Thermal conductivity data vary downhole and can be divided loosely into four intervals. In the upper ~150 m of the hole, there is considerable variation in thermal conductivity in the unconsolidated sands, although values are generally high, with a departure to a lower value around 80 mbsf. Between ~175 and ~375 mbsf, thermal conductivity decreases quite sharply to a low around 275 mbsf before increasing again. From 375 to 425 mbsf is another decrease. At ~425 mbsf, conductivity varies but generally stays low to the base of the hole. There is a correlation between thermal conductivity and chlorinity. However, the transition from low to high values tends to be sharper in the geochemical data than in the thermal conductivity data, possibly because of some diffusion processes occurring in the core between drilling and measurement subsequent to transportation and storage. This may have resulted in some mixing of fluid from upper and lower levels prior to thermal conductivity measurement, whereas geochemical data were derived from pore water extracted immediately after coring. For most of Hole M0027A, thermal conductivity and pore water chlorinity trends are parallel (see "Downhole measurements"). The highest values are between 353 and 412 mbsf in a saline interval. Values here may be linked to higher values in the quartz-rich sands.

Natural gamma radiation and core-log correlation

All cores were measured for NGR with the primary purpose of core-log correlation (see below). Data collected are equivalent to the TGR downhole log. Although absolute values are different, trends are the same. Gamma ray trends and characteristics are extensively described in "Downhole measurements." In general, correlation between core and log data sets is excellent, with only minor (<1 m and usually <0.6 m) vertical offsets in any interval (e.g., Fig. F51). The correlation data set is a most straightforward match where there is both good core recovery and distinctive peaks in both data sets.

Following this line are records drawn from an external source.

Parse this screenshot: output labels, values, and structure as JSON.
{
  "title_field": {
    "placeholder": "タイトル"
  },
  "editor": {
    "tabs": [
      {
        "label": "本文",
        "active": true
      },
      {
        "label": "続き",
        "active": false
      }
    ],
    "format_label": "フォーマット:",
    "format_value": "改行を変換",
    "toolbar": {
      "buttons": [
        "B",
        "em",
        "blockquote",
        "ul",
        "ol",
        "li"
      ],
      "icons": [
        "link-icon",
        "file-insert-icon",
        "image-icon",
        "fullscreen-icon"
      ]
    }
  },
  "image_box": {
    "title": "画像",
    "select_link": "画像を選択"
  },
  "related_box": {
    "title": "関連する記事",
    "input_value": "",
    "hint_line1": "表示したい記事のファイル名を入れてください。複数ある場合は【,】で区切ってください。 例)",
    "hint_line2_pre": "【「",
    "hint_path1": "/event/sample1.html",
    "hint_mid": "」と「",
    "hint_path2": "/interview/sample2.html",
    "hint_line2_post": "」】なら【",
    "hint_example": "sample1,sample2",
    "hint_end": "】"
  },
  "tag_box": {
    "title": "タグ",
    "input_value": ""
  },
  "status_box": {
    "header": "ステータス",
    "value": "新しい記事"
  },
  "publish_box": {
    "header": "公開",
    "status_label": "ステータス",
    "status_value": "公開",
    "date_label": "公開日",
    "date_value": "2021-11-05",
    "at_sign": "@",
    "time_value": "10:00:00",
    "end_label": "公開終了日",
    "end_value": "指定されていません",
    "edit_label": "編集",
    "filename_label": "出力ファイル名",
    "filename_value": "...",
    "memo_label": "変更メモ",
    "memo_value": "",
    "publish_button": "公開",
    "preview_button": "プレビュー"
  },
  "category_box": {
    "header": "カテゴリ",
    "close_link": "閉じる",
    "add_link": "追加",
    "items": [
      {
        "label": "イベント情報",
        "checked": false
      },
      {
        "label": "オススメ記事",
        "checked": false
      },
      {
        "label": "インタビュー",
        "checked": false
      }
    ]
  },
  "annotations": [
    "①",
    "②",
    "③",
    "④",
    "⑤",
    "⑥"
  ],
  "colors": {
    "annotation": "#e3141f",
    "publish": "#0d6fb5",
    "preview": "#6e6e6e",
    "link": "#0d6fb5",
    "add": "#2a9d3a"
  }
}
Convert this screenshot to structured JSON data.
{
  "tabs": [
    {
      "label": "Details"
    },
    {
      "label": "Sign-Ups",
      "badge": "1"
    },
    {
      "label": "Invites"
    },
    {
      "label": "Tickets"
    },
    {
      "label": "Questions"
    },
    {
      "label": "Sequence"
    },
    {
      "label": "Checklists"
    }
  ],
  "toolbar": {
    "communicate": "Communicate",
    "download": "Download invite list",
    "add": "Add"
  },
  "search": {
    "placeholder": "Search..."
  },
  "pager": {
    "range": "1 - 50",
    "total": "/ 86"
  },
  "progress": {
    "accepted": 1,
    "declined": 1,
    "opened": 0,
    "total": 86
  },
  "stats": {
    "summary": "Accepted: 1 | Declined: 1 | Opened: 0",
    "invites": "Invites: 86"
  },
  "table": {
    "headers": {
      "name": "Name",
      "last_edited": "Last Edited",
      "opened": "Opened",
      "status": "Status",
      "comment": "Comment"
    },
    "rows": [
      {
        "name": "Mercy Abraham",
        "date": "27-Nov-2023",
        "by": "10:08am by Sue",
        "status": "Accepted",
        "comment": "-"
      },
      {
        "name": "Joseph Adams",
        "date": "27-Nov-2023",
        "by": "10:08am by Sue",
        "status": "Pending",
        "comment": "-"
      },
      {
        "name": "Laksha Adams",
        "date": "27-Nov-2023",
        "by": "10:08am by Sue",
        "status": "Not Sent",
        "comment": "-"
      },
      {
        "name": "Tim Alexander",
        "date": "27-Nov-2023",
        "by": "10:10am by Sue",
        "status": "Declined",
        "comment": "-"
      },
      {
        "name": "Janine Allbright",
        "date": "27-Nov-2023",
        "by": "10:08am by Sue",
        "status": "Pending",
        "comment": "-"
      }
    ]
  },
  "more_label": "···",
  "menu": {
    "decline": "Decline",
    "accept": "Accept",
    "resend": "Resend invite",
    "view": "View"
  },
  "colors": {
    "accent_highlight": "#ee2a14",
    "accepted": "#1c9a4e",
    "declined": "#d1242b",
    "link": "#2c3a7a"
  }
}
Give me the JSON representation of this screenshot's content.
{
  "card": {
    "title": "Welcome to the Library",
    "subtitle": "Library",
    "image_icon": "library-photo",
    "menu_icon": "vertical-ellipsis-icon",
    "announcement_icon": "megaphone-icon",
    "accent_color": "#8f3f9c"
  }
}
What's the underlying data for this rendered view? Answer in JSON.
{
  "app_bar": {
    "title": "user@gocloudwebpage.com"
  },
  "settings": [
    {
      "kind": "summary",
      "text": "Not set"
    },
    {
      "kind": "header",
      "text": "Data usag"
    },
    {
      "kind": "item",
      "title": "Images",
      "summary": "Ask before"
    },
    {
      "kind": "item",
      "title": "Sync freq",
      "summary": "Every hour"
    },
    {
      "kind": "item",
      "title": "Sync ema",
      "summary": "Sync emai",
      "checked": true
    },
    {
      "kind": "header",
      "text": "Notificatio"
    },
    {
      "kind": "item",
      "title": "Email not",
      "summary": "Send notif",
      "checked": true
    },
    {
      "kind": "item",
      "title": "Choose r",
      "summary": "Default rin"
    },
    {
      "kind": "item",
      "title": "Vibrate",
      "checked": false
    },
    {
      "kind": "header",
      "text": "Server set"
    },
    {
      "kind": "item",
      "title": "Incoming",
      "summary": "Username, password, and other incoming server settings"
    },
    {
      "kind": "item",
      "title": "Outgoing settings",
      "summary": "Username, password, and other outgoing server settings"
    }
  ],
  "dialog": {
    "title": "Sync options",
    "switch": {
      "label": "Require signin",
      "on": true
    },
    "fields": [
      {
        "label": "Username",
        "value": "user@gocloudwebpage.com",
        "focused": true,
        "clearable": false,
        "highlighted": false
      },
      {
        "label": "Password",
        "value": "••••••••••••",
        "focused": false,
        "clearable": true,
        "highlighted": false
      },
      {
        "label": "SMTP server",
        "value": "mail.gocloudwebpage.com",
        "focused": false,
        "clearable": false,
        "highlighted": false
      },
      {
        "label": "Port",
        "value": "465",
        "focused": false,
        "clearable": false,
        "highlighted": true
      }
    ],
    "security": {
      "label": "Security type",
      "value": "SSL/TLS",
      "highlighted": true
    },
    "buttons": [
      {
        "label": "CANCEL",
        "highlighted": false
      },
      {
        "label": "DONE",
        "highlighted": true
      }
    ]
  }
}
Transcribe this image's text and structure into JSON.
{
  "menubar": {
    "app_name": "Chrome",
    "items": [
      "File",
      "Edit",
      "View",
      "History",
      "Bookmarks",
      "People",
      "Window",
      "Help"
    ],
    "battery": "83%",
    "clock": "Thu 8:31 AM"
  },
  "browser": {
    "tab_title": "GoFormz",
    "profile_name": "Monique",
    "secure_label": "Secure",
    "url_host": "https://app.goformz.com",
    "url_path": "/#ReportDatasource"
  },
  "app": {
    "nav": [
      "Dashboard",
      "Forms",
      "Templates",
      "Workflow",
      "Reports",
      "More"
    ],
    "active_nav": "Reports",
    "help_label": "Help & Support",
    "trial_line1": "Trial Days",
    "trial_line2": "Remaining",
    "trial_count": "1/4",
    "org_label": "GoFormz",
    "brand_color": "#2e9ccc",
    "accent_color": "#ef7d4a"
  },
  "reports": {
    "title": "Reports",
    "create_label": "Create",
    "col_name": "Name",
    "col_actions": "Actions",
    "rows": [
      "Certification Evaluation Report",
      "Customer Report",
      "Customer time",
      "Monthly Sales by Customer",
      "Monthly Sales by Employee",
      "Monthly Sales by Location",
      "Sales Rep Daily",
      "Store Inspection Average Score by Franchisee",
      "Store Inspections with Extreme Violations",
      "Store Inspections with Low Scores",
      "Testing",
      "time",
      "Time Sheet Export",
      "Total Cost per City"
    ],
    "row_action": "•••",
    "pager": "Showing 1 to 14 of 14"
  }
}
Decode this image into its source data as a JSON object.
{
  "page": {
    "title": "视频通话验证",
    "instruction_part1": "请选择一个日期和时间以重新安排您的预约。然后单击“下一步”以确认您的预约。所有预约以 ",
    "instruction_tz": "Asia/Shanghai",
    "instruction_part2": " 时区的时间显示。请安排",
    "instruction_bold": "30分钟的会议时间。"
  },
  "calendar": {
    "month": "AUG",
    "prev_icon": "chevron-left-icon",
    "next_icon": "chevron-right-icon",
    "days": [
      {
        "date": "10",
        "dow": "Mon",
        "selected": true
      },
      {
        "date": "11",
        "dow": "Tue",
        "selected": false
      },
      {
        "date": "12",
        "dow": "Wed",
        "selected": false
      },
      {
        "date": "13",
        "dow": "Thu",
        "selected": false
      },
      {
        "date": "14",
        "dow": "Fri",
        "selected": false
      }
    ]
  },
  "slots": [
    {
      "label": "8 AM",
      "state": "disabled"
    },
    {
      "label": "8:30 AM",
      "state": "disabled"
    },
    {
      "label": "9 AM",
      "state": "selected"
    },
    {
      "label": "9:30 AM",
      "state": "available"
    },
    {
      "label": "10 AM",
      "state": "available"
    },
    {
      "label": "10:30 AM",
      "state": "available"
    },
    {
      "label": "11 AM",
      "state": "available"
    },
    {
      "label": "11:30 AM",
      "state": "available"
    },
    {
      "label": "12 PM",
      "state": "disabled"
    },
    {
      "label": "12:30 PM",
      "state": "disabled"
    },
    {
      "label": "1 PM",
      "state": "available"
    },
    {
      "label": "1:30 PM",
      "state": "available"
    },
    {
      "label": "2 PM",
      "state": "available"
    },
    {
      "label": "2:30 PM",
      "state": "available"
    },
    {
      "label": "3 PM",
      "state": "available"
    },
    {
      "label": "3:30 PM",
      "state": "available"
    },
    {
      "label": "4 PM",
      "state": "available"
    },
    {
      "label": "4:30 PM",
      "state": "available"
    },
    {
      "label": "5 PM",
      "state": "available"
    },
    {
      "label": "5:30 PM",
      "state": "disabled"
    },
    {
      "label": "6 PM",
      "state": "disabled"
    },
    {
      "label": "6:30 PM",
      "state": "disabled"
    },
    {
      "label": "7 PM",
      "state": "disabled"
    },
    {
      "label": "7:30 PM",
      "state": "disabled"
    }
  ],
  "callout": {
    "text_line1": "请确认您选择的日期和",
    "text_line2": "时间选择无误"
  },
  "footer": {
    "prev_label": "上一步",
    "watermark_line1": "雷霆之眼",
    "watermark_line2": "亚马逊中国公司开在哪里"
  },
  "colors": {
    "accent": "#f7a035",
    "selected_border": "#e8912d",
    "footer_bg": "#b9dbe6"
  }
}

Correlation between core and logging data is evaluated primarily using NGR, but several petrophysical data sets can be used. Toward the top of the hole, the correlation process enabled a systematic error in top core depth to be identified and corrected in Cores 313-M0027A-25R through 58R (see "Stratigraphic correlation").